Shortly before Christmas, residents of the new Cuckoo Meadow housing development in Hailsham (due to be completed next year) began complaining about foul-smelling water in the continuation pond, which is overlooked by many of the new houses. The pond was also overflowing, so they suspected that sewage was somehow leaking into it. Their plight was immediately taken up by two local Wealden District Councillors, Neil Cleaver (Liberal Democract, Hailsham North West) and David White (Independent, Hellingly), who realised at once that this was an urgent matter. "Not only did the pond water smell terrible," says Councillor Cleaver, recalling his first visit to the site over six months ago, "but it was also constantly overflowing, even during a dry spell."

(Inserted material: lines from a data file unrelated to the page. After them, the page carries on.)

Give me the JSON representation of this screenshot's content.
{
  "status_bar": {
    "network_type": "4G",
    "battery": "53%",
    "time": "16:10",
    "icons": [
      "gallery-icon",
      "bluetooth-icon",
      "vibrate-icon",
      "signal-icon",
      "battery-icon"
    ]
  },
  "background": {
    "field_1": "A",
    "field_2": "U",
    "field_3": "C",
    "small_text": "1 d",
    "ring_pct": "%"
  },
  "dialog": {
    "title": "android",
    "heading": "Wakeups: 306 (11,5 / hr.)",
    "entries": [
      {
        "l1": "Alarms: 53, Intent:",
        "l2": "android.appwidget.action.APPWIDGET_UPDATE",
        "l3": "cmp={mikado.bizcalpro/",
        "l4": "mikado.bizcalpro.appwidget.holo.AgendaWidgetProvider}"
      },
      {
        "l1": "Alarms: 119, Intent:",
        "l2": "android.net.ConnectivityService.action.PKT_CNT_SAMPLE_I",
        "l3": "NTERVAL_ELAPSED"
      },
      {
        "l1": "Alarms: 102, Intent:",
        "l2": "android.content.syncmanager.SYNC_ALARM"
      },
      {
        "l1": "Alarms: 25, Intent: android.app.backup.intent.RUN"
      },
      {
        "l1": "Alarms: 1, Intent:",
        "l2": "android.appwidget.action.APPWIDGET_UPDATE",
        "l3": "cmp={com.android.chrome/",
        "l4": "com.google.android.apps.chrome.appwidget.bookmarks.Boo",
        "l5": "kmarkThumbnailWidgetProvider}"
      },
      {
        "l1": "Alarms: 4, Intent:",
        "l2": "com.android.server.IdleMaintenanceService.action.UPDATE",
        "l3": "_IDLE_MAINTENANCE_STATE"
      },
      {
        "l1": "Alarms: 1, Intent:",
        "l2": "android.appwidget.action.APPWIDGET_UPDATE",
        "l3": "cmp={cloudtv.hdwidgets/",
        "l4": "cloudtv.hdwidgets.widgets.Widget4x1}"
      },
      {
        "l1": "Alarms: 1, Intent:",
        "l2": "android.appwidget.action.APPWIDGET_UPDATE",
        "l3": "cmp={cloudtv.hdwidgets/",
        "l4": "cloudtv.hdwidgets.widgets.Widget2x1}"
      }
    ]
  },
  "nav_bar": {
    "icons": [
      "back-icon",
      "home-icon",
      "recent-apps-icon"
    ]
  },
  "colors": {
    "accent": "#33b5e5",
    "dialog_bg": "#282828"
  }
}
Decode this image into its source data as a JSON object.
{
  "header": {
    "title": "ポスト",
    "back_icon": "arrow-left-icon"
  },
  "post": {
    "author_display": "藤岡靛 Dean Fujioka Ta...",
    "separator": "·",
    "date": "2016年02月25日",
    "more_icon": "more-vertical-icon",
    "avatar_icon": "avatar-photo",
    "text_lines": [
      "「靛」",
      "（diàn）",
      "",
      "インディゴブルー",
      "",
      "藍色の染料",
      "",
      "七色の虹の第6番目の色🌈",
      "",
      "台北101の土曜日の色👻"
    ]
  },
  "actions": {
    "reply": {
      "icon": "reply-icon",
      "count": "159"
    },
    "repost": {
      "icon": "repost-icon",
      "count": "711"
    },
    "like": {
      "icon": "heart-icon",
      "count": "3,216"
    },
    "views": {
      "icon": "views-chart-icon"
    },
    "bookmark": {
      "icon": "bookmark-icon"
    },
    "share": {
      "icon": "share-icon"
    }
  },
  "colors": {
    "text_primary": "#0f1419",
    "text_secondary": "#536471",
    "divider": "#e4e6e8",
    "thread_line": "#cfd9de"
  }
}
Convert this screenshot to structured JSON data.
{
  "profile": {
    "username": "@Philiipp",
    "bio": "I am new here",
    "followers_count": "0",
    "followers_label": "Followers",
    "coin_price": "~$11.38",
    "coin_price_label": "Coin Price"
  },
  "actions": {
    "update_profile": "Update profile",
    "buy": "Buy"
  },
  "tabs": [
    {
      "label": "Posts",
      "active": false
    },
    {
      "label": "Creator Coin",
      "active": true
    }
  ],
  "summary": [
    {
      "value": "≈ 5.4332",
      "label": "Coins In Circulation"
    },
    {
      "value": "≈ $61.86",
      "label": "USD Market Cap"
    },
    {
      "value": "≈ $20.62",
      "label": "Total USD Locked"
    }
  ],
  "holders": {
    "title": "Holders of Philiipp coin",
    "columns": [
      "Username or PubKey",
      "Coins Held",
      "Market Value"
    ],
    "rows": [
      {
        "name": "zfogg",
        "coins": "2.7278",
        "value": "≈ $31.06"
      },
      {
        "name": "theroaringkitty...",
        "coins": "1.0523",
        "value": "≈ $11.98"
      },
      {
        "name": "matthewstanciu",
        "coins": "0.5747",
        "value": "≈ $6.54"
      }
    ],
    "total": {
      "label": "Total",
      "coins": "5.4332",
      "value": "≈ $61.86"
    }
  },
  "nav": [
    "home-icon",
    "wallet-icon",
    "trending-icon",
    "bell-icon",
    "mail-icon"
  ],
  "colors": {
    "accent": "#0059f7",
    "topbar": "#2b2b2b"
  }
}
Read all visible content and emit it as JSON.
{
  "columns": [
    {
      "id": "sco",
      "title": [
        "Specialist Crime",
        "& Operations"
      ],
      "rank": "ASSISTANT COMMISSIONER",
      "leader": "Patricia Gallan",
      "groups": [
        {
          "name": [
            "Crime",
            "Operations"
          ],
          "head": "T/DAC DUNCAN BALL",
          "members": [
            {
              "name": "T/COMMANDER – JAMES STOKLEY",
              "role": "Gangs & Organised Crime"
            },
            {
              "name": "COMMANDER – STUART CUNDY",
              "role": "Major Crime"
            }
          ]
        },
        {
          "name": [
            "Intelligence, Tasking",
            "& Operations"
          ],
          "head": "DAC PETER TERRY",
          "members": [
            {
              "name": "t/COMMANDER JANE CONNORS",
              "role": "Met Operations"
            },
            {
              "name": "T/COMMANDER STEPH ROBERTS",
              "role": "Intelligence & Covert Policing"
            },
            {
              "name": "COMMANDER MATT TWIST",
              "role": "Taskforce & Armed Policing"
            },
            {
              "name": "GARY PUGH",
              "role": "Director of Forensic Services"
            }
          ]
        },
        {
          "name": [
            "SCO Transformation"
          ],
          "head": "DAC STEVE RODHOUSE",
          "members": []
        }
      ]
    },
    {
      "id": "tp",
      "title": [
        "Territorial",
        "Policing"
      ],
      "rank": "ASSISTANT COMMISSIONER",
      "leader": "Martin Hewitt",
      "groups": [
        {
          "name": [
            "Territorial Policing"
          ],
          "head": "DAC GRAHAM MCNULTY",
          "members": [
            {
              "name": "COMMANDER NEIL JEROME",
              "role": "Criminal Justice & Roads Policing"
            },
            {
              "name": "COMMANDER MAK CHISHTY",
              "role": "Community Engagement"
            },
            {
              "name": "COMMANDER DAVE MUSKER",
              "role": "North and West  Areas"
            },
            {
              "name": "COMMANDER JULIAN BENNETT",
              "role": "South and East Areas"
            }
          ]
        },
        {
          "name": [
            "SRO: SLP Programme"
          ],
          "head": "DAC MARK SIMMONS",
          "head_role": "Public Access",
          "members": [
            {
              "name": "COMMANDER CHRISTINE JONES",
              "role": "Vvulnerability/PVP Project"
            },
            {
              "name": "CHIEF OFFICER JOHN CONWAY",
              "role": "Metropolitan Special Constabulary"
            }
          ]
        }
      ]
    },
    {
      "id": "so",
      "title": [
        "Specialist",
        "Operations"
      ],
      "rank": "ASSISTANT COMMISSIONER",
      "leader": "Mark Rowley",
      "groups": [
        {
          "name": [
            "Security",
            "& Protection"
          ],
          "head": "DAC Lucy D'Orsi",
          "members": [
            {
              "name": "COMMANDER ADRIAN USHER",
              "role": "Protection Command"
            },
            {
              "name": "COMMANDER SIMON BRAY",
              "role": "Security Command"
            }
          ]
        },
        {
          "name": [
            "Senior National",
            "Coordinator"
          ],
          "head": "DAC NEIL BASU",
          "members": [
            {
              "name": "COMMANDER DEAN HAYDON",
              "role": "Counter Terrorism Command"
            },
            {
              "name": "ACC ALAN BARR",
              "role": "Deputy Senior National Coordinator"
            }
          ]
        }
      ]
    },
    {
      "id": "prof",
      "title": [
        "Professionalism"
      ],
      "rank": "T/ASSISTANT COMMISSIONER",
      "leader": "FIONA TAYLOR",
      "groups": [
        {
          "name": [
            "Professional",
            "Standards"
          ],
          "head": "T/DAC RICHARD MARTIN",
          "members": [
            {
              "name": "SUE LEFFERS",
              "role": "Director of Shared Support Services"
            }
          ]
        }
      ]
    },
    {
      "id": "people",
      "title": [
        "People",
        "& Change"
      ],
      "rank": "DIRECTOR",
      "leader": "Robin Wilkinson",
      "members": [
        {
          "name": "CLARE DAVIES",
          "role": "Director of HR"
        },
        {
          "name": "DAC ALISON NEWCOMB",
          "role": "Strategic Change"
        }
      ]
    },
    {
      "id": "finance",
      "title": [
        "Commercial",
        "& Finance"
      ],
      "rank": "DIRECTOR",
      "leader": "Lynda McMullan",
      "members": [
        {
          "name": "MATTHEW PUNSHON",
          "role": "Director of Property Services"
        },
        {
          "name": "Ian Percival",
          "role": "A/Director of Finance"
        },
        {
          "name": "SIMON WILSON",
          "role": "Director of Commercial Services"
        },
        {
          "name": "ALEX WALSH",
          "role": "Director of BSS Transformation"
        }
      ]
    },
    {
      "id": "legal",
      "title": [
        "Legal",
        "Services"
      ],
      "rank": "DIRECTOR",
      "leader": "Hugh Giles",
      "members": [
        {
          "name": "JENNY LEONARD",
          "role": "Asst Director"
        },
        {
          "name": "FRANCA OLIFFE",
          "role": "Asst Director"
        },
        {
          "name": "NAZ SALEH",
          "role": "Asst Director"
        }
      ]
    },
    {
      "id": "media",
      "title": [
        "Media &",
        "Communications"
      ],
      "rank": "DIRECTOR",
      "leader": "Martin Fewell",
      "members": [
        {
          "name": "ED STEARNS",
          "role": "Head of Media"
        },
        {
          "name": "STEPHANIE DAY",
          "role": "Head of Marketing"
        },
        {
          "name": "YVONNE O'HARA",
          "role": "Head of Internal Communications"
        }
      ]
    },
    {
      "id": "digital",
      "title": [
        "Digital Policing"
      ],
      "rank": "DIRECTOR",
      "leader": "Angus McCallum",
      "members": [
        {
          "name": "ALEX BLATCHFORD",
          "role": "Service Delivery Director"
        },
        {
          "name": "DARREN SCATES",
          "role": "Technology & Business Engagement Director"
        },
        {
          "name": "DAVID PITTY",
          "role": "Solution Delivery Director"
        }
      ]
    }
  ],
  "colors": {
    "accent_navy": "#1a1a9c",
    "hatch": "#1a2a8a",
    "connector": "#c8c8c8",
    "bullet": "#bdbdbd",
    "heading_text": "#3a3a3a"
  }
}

However, the residents' and Councillors' calls for the pond water to be tested were not immediately heeded. They were then alarmed to learn that the site's developer Bovis was pumping the excess pond water into a nearby brook leading to the Cuckmere River, which the Pevensey & Cuckmere Water Authority were apparently never informed about. And while the Environment Agency did carry out some tests, they were only able to take samples from the nearby watercourse rather than the actual pond.
Finally, after pressure from Wealden District Council Planning Department, Bovis carried out proper tests on the pond water in June, and these results have confirmed "a high level of sewage pollution". On reading the full analysis of the tests, Environment Agency Officers noted that the pollution levels were "significantly higher than expected" and that they "indicate the presence of a significant level of faecal contamination, most likely due to sewage entering the balancing pond," adding: "there is a significant likelihood of damage to both the watercourse and to aquatic life".
Consequently Bovis has been ordered to cease pumping into the stream at once, and to completely empty the pond, removing the contaminated water by tanker to an authorised disposal point. Next they must thoroughly investigate all possible sources of contamination in order that the cause be identified and properly fixed.
Councillors Cleaver and White, while pleased to hear that the issue was finally being addressed, shared the residents' frustration that it had taken over six months for positive action to be taken. "This should've been done well before lockdown started," said Councillor Cleaver, "but instead, Cuckoo Meadow residents had to put up with the polluted pond during twelve long weeks of being confined to their area - and the stench is even worse during fine weather." It's not only residents in the new development who are affected - people using the nearby Cuckoo Trail, and even residents on the other side of it, have complained of the terrible smell.
Unfortunately, it seems that the issue is still not over. When Councillor Cleaver visited the site on Friday (July 3rd) to check that the pond had been drained as agreed, he found that it was still full of contaminated water and the smell was as bad as ever. One homeowner, whose house is closest to the pond, said that she and her husband had noticed some pumping being done earlier in the week. "But the pond was never fully drained and within a couple of days it had filled up again with foul water," she said. "We've been trying to contact Bovis all week but so far we've heard nothing back. So yet again we can't open our windows and have to hold our breath whenever we have to go outside. At this point, we are beyond fed up."